When the time comes to refinance the house your lawyer will petition the court to get approval. It is NOT a big deal. The reason is for all new debt over a certain dollar threshold (your comfirmation documents will have this information) you have to run it by the court and get their approval. You will need approval of the court so that variable rate mortgage can be closed out, paid off and the new loan funded. Remember how I mentioned your account has a bankruptcy flag? That means your mortgage company is complying with the court's automatic stay and won't release the flag without an order of the court. So you are taking care of this during escrow.

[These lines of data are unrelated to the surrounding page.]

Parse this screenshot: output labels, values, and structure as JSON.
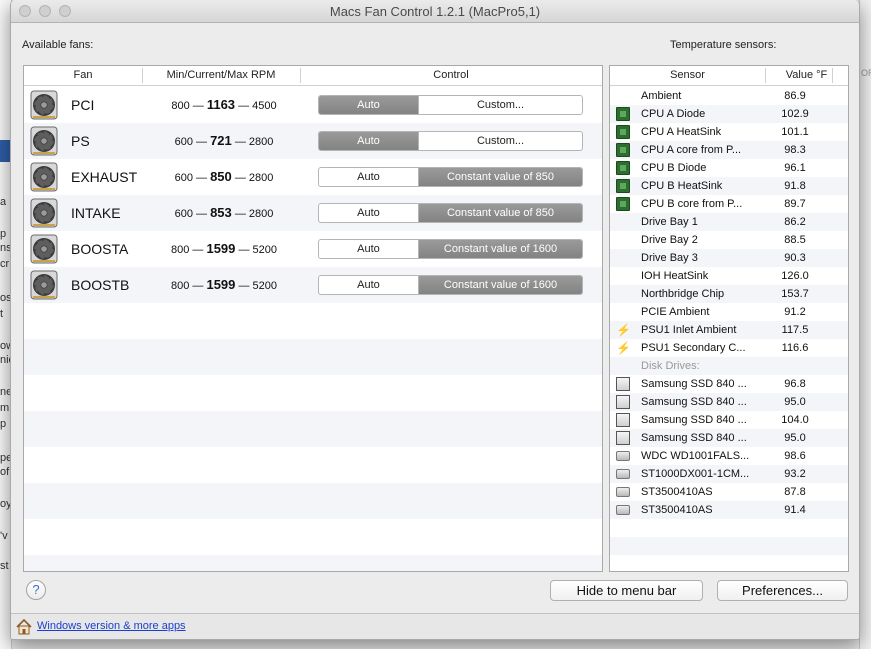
{
  "window": {
    "title": "Macs Fan Control 1.2.1 (MacPro5,1)"
  },
  "fans": {
    "section_label": "Available fans:",
    "columns": {
      "fan": "Fan",
      "rpm": "Min/Current/Max RPM",
      "control": "Control"
    },
    "rows": [
      {
        "name": "PCI",
        "min": "800",
        "current": "1163",
        "max": "4500",
        "auto": "Auto",
        "custom": "Custom...",
        "mode": "auto"
      },
      {
        "name": "PS",
        "min": "600",
        "current": "721",
        "max": "2800",
        "auto": "Auto",
        "custom": "Custom...",
        "mode": "auto"
      },
      {
        "name": "EXHAUST",
        "min": "600",
        "current": "850",
        "max": "2800",
        "auto": "Auto",
        "custom": "Constant value of 850",
        "mode": "custom"
      },
      {
        "name": "INTAKE",
        "min": "600",
        "current": "853",
        "max": "2800",
        "auto": "Auto",
        "custom": "Constant value of 850",
        "mode": "custom"
      },
      {
        "name": "BOOSTA",
        "min": "800",
        "current": "1599",
        "max": "5200",
        "auto": "Auto",
        "custom": "Constant value of 1600",
        "mode": "custom"
      },
      {
        "name": "BOOSTB",
        "min": "800",
        "current": "1599",
        "max": "5200",
        "auto": "Auto",
        "custom": "Constant value of 1600",
        "mode": "custom"
      }
    ]
  },
  "sensors": {
    "section_label": "Temperature sensors:",
    "columns": {
      "sensor": "Sensor",
      "value": "Value °F"
    },
    "rows": [
      {
        "icon": "none",
        "name": "Ambient",
        "value": "86.9"
      },
      {
        "icon": "chip-icon",
        "name": "CPU A Diode",
        "value": "102.9"
      },
      {
        "icon": "chip-icon",
        "name": "CPU A HeatSink",
        "value": "101.1"
      },
      {
        "icon": "chip-icon",
        "name": "CPU A core from P...",
        "value": "98.3"
      },
      {
        "icon": "chip-icon",
        "name": "CPU B Diode",
        "value": "96.1"
      },
      {
        "icon": "chip-icon",
        "name": "CPU B HeatSink",
        "value": "91.8"
      },
      {
        "icon": "chip-icon",
        "name": "CPU B core from P...",
        "value": "89.7"
      },
      {
        "icon": "none",
        "name": "Drive Bay 1",
        "value": "86.2"
      },
      {
        "icon": "none",
        "name": "Drive Bay 2",
        "value": "88.5"
      },
      {
        "icon": "none",
        "name": "Drive Bay 3",
        "value": "90.3"
      },
      {
        "icon": "none",
        "name": "IOH HeatSink",
        "value": "126.0"
      },
      {
        "icon": "none",
        "name": "Northbridge Chip",
        "value": "153.7"
      },
      {
        "icon": "none",
        "name": "PCIE Ambient",
        "value": "91.2"
      },
      {
        "icon": "lightning-icon",
        "name": "PSU1 Inlet Ambient",
        "value": "117.5"
      },
      {
        "icon": "lightning-icon",
        "name": "PSU1 Secondary C...",
        "value": "116.6"
      }
    ],
    "group_label": "Disk Drives:",
    "disk_rows": [
      {
        "icon": "ssd-icon",
        "name": "Samsung SSD 840 ...",
        "value": "96.8"
      },
      {
        "icon": "ssd-icon",
        "name": "Samsung SSD 840 ...",
        "value": "95.0"
      },
      {
        "icon": "ssd-icon",
        "name": "Samsung SSD 840 ...",
        "value": "104.0"
      },
      {
        "icon": "ssd-icon",
        "name": "Samsung SSD 840 ...",
        "value": "95.0"
      },
      {
        "icon": "hdd-icon",
        "name": "WDC WD1001FALS...",
        "value": "98.6"
      },
      {
        "icon": "hdd-icon",
        "name": "ST1000DX001-1CM...",
        "value": "93.2"
      },
      {
        "icon": "hdd-icon",
        "name": "ST3500410AS",
        "value": "87.8"
      },
      {
        "icon": "hdd-icon",
        "name": "ST3500410AS",
        "value": "91.4"
      }
    ]
  },
  "buttons": {
    "help": "?",
    "hide": "Hide to menu bar",
    "preferences": "Preferences..."
  },
  "footer": {
    "link": "Windows version & more apps"
  },
  "background": {
    "left_fragments": [
      "a",
      "p",
      "ns",
      "cr",
      "os",
      "t",
      "ow",
      "nic",
      "ne",
      "m",
      "p",
      "pe",
      "of",
      "oy",
      "'v",
      "st"
    ],
    "right_fragment": "OR"
  }
}
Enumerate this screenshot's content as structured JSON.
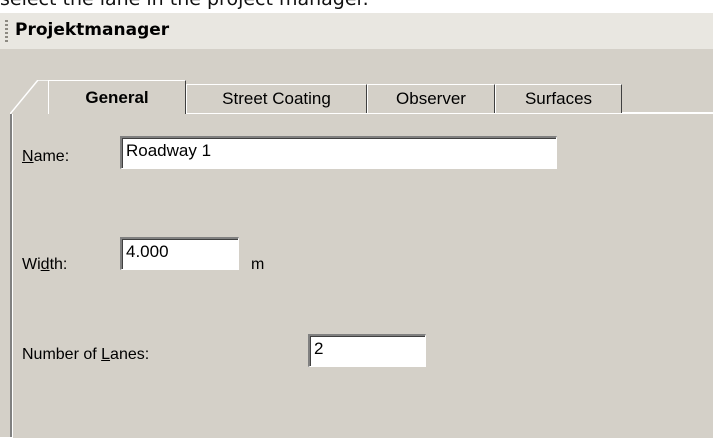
{
  "caption": "select the lane in the project manager.",
  "panel": {
    "title": "Projektmanager"
  },
  "tabs": [
    {
      "label": "General",
      "active": true
    },
    {
      "label": "Street Coating",
      "active": false
    },
    {
      "label": "Observer",
      "active": false
    },
    {
      "label": "Surfaces",
      "active": false
    }
  ],
  "form": {
    "name": {
      "label_mnemonic": "N",
      "label_rest": "ame:",
      "value": "Roadway 1"
    },
    "width": {
      "label_pre": "Wi",
      "label_mnemonic": "d",
      "label_post": "th:",
      "value": "4.000",
      "unit": "m"
    },
    "lanes": {
      "label_pre": "Number of ",
      "label_mnemonic": "L",
      "label_post": "anes:",
      "value": "2"
    }
  },
  "colors": {
    "panel_bg": "#d4d0c8",
    "titlebar_bg": "#e9e7e1"
  },
  "icons": [
    "grip-icon"
  ]
}
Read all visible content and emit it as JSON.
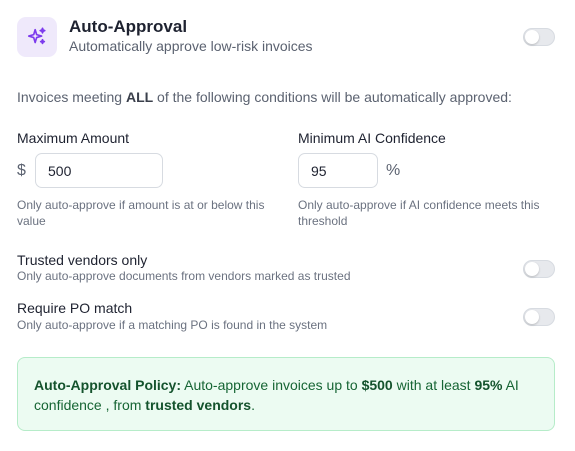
{
  "header": {
    "icon": "sparkles-icon",
    "title": "Auto-Approval",
    "subtitle": "Automatically approve low-risk invoices",
    "enabled": false
  },
  "intro": {
    "before": "Invoices meeting ",
    "emphasis": "ALL",
    "after": " of the following conditions will be automatically approved:"
  },
  "max_amount": {
    "label": "Maximum Amount",
    "prefix": "$",
    "value": "500",
    "help": "Only auto-approve if amount is at or below this value"
  },
  "min_confidence": {
    "label": "Minimum AI Confidence",
    "value": "95",
    "suffix": "%",
    "help": "Only auto-approve if AI confidence meets this threshold"
  },
  "trusted_vendors": {
    "title": "Trusted vendors only",
    "description": "Only auto-approve documents from vendors marked as trusted",
    "enabled": false
  },
  "po_match": {
    "title": "Require PO match",
    "description": "Only auto-approve if a matching PO is found in the system",
    "enabled": false
  },
  "policy": {
    "label": "Auto-Approval Policy:",
    "text1": " Auto-approve invoices up to ",
    "amount": "$500",
    "text2": " with at least ",
    "confidence": "95%",
    "text3": " AI confidence , from ",
    "vendors": "trusted vendors",
    "text4": "."
  },
  "colors": {
    "accent": "#7c3aed",
    "policy_bg": "#ecfbf2",
    "policy_text": "#166534"
  }
}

Your lawyer will also be working with you and the lender to get the info pulled together to get the court's approval.

Now I have to tell you that a lot of people in Chapter 13 go out and buy cars then learn they needed court approval first, and the court will usually give it the OBM (ok by me). If you can reduce your debt by refinancing the court will certainly be in favor of your decision.

You are gaining a lot of information and learning how a lot of these matters work and that's something to be proud of. Hope you are able to see that despite the financial reversals you've experienced you are working through it and learning more than you ever thought you would know. That is definitely something to feel good about!

Chin up.

Carolyn

iVillage Member
Registered: 03-29-2003
Sat, 02-04-2006 - 11:10am

Welcome :)


I don't really have any advice on the mortgage part --- but for earning money - have you thought about being a substitute teacher?


A friend of mine is going to do this next year, when her youngest child starts K... and she has 3 other, older kids.

                            

Avatar for windryderm
iVillage Member
Registered: 03-26-2003
Wed, 02-15-2006 - 9:00pm
Thank you all for your replies. When my lawyer finally called us back, he said he would have to find out what the new laws say but he will get back to me about that. thanks again.